Work instructions —
Repeat each record word for word.

Records provided —
»»

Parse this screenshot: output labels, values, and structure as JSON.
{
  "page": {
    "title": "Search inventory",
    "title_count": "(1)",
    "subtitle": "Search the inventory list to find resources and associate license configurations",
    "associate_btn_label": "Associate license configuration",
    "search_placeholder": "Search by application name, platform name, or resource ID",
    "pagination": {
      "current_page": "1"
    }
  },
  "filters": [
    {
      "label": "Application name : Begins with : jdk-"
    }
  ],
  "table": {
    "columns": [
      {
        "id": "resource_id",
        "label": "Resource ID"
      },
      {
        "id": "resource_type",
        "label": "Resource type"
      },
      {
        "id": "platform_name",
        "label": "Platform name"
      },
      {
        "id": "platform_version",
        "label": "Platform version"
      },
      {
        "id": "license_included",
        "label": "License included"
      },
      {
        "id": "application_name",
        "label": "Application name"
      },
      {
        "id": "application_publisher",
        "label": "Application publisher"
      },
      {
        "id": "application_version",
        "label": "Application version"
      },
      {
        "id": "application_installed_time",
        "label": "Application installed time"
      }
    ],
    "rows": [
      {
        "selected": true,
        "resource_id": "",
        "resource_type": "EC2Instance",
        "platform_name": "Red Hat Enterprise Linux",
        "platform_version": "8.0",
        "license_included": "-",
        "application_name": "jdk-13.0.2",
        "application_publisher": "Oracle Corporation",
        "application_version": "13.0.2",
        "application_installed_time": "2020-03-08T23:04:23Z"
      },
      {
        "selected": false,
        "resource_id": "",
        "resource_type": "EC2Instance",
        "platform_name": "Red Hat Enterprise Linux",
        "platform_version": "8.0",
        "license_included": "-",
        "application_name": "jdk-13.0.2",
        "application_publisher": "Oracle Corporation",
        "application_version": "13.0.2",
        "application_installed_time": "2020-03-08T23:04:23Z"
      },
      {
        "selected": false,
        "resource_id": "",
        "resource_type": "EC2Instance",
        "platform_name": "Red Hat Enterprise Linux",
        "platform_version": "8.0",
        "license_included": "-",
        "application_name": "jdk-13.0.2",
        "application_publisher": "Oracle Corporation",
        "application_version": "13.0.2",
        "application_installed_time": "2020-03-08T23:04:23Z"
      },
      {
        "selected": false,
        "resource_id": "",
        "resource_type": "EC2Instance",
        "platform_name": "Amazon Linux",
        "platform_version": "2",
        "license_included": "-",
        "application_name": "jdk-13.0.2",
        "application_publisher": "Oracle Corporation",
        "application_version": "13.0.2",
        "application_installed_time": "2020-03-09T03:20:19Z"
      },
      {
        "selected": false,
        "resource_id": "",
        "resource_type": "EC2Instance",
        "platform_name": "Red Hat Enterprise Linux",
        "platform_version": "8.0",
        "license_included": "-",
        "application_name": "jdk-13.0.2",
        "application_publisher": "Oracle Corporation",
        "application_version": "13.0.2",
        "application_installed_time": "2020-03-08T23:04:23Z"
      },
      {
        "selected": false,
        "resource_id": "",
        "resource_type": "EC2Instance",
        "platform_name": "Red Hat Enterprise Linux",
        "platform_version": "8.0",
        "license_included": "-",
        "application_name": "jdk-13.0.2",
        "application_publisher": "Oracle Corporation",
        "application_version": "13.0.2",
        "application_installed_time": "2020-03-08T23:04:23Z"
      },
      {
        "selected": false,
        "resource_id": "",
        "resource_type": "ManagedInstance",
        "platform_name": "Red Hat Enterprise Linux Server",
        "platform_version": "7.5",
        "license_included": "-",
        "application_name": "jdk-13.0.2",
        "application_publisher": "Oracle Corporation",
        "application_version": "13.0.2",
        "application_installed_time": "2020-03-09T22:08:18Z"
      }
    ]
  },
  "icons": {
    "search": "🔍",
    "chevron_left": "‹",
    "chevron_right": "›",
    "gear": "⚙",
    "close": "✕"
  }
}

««

Task answer —
Parse this screenshot: output labels, values, and structure as JSON.
{
  "page": {
    "title": "Search inventory",
    "title_count": "(1)",
    "subtitle": "Search the inventory list to find resources and associate license configurations",
    "associate_btn_label": "Associate license configuration",
    "search_placeholder": "Search by application name, platform name, or resource ID",
    "pagination": {
      "current_page": "1"
    }
  },
  "filters": [
    {
      "label": "Application name : Begins with : jdk-"
    }
  ],
  "table": {
    "columns": [
      {
        "id": "resource_id",
        "label": "Resource ID"
      },
      {
        "id": "resource_type",
        "label": "Resource type"
      },
      {
        "id": "platform_name",
        "label": "Platform name"
      },
      {
        "id": "platform_version",
        "label": "Platform version"
      },
      {
        "id": "license_included",
        "label": "License included"
      },
      {
        "id": "application_name",
        "label": "Application name"
      },
      {
        "id": "application_publisher",
        "label": "Application publisher"
      },
      {
        "id": "application_version",
        "label": "Application version"
      },
      {
        "id": "application_installed_time",
        "label": "Application installed time"
      }
    ],
    "rows": [
      {
        "selected": true,
        "resource_id": "",
        "resource_type": "EC2Instance",
        "platform_name": "Red Hat Enterprise Linux",
        "platform_version": "8.0",
        "license_included": "-",
        "application_name": "jdk-13.0.2",
        "application_publisher": "Oracle Corporation",
        "application_version": "13.0.2",
        "application_installed_time": "2020-03-08T23:04:23Z"
      },
      {
        "selected": false,
        "resource_id": "",
        "resource_type": "EC2Instance",
        "platform_name": "Red Hat Enterprise Linux",
        "platform_version": "8.0",
        "license_included": "-",
        "application_name": "jdk-13.0.2",
        "application_publisher": "Oracle Corporation",
        "application_version": "13.0.2",
        "application_installed_time": "2020-03-08T23:04:23Z"
      },
      {
        "selected": false,
        "resource_id": "",
        "resource_type": "EC2Instance",
        "platform_name": "Red Hat Enterprise Linux",
        "platform_version": "8.0",
        "license_included": "-",
        "application_name": "jdk-13.0.2",
        "application_publisher": "Oracle Corporation",
        "application_version": "13.0.2",
        "application_installed_time": "2020-03-08T23:04:23Z"
      },
      {
        "selected": false,
        "resource_id": "",
        "resource_type": "EC2Instance",
        "platform_name": "Amazon Linux",
        "platform_version": "2",
        "license_included": "-",
        "application_name": "jdk-13.0.2",
        "application_publisher": "Oracle Corporation",
        "application_version": "13.0.2",
        "application_installed_time": "2020-03-09T03:20:19Z"
      },
      {
        "selected": false,
        "resource_id": "",
        "resource_type": "EC2Instance",
        "platform_name": "Red Hat Enterprise Linux",
        "platform_version": "8.0",
        "license_included": "-",
        "application_name": "jdk-13.0.2",
        "application_publisher": "Oracle Corporation",
        "application_version": "13.0.2",
        "application_installed_time": "2020-03-08T23:04:23Z"
      },
      {
        "selected": false,
        "resource_id": "",
        "resource_type": "EC2Instance",
        "platform_name": "Red Hat Enterprise Linux",
        "platform_version": "8.0",
        "license_included": "-",
        "application_name": "jdk-13.0.2",
        "application_publisher": "Oracle Corporation",
        "application_version": "13.0.2",
        "application_installed_time": "2020-03-08T23:04:23Z"
      },
      {
        "selected": false,
        "resource_id": "",
        "resource_type": "ManagedInstance",
        "platform_name": "Red Hat Enterprise Linux Server",
        "platform_version": "7.5",
        "license_included": "-",
        "application_name": "jdk-13.0.2",
        "application_publisher": "Oracle Corporation",
        "application_version": "13.0.2",
        "application_installed_time": "2020-03-09T22:08:18Z"
      }
    ]
  },
  "icons": {
    "search": "🔍",
    "chevron_left": "‹",
    "chevron_right": "›",
    "gear": "⚙",
    "close": "✕"
  }
}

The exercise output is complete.